-- ASSIGNMENT --
Go through the listing below and report how many lines contain the word "Show"; write no other words.

*** Opening RECORDS FOR THE TASK ***

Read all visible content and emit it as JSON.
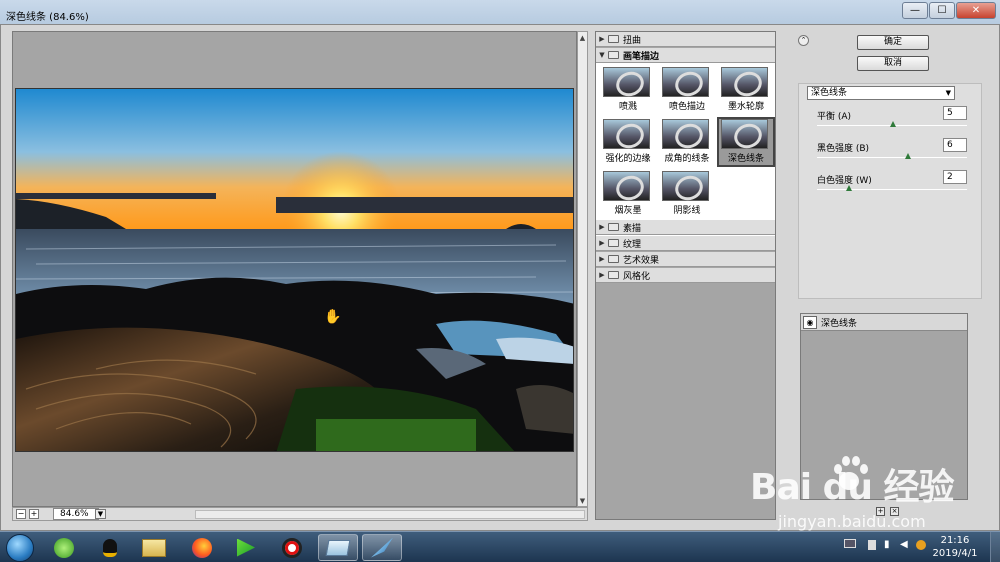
{
  "window": {
    "title": "深色线条 (84.6%)",
    "minimize": "—",
    "maximize": "☐",
    "close": "✕"
  },
  "preview": {
    "zoom_minus": "−",
    "zoom_plus": "+",
    "zoom_value": "84.6%"
  },
  "filter_gallery": {
    "categories_top": [
      {
        "label": "扭曲",
        "expanded": false
      },
      {
        "label": "画笔描边",
        "expanded": true
      }
    ],
    "thumbnails": [
      {
        "label": "喷溅",
        "selected": false
      },
      {
        "label": "喷色描边",
        "selected": false
      },
      {
        "label": "墨水轮廓",
        "selected": false
      },
      {
        "label": "强化的边缘",
        "selected": false
      },
      {
        "label": "成角的线条",
        "selected": false
      },
      {
        "label": "深色线条",
        "selected": true
      },
      {
        "label": "烟灰墨",
        "selected": false
      },
      {
        "label": "阴影线",
        "selected": false
      }
    ],
    "categories_bottom": [
      {
        "label": "素描"
      },
      {
        "label": "纹理"
      },
      {
        "label": "艺术效果"
      },
      {
        "label": "风格化"
      }
    ]
  },
  "buttons": {
    "ok": "确定",
    "cancel": "取消",
    "collapse": "⌃"
  },
  "settings": {
    "selected_filter": "深色线条",
    "params": [
      {
        "label": "平衡 (A)",
        "value": "5",
        "level": 0.5
      },
      {
        "label": "黑色强度 (B)",
        "value": "6",
        "level": 0.6
      },
      {
        "label": "白色强度 (W)",
        "value": "2",
        "level": 0.2
      }
    ]
  },
  "layers": {
    "items": [
      {
        "label": "深色线条"
      }
    ]
  },
  "taskbar": {
    "clock_time": "21:16",
    "clock_date": "2019/4/1"
  },
  "watermark": {
    "text": "Bai du 经验",
    "url": "jingyan.baidu.com"
  },
  "colors": {
    "accent": "#2f7a3a",
    "panel": "#d6d6d6",
    "canvas": "#a5a5a5"
  }
}
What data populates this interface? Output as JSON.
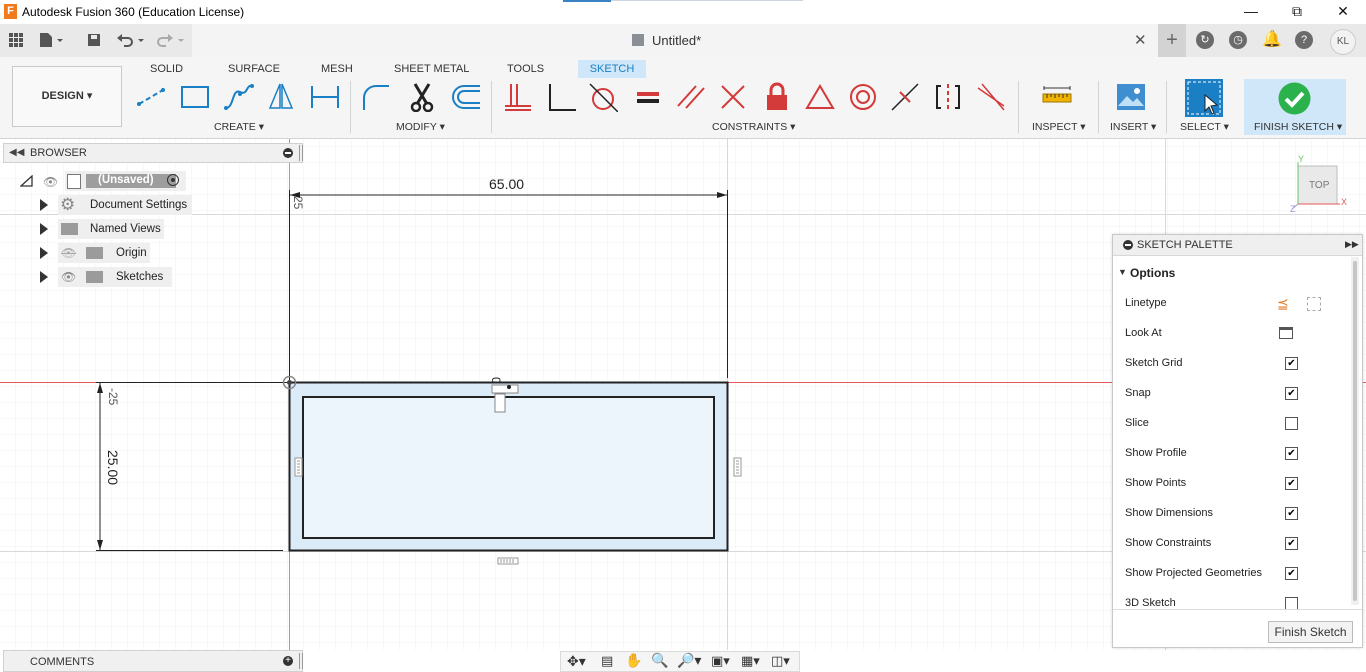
{
  "window": {
    "title": "Autodesk Fusion 360 (Education License)",
    "logo": "F"
  },
  "quickbar": {
    "document_title": "Untitled*",
    "user_initials": "KL"
  },
  "toolbar": {
    "workspace": "DESIGN",
    "tabs": [
      "SOLID",
      "SURFACE",
      "MESH",
      "SHEET METAL",
      "TOOLS",
      "SKETCH"
    ],
    "active_tab": "SKETCH",
    "groups": {
      "create": "CREATE",
      "modify": "MODIFY",
      "constraints": "CONSTRAINTS",
      "inspect": "INSPECT",
      "insert": "INSERT",
      "select": "SELECT",
      "finish": "FINISH SKETCH"
    }
  },
  "browser": {
    "title": "BROWSER",
    "root": "(Unsaved)",
    "items": [
      "Document Settings",
      "Named Views",
      "Origin",
      "Sketches"
    ]
  },
  "sketch": {
    "dim_width": "65.00",
    "dim_height": "25.00",
    "dim_small_top": "25",
    "dim_small_left": "-25",
    "dim_zero": "0"
  },
  "viewcube": {
    "face": "TOP",
    "axis_x": "X",
    "axis_y": "Y",
    "axis_z": "Z"
  },
  "palette": {
    "title": "SKETCH PALETTE",
    "section": "Options",
    "rows": [
      {
        "label": "Linetype",
        "type": "icons"
      },
      {
        "label": "Look At",
        "type": "icon"
      },
      {
        "label": "Sketch Grid",
        "type": "checkbox",
        "checked": true
      },
      {
        "label": "Snap",
        "type": "checkbox",
        "checked": true
      },
      {
        "label": "Slice",
        "type": "checkbox",
        "checked": false
      },
      {
        "label": "Show Profile",
        "type": "checkbox",
        "checked": true
      },
      {
        "label": "Show Points",
        "type": "checkbox",
        "checked": true
      },
      {
        "label": "Show Dimensions",
        "type": "checkbox",
        "checked": true
      },
      {
        "label": "Show Constraints",
        "type": "checkbox",
        "checked": true
      },
      {
        "label": "Show Projected Geometries",
        "type": "checkbox",
        "checked": true
      },
      {
        "label": "3D Sketch",
        "type": "checkbox",
        "checked": false
      }
    ],
    "finish_button": "Finish Sketch"
  },
  "comments": {
    "title": "COMMENTS"
  },
  "colors": {
    "accent": "#1a7fc4",
    "tab_active_bg": "#cfe7f8",
    "finish_green": "#2bb24c",
    "constraint_red": "#d33a3a",
    "x_axis": "#e45a5a",
    "y_axis": "#64c864"
  }
}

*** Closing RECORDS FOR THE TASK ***

-- ANSWER BOX --
5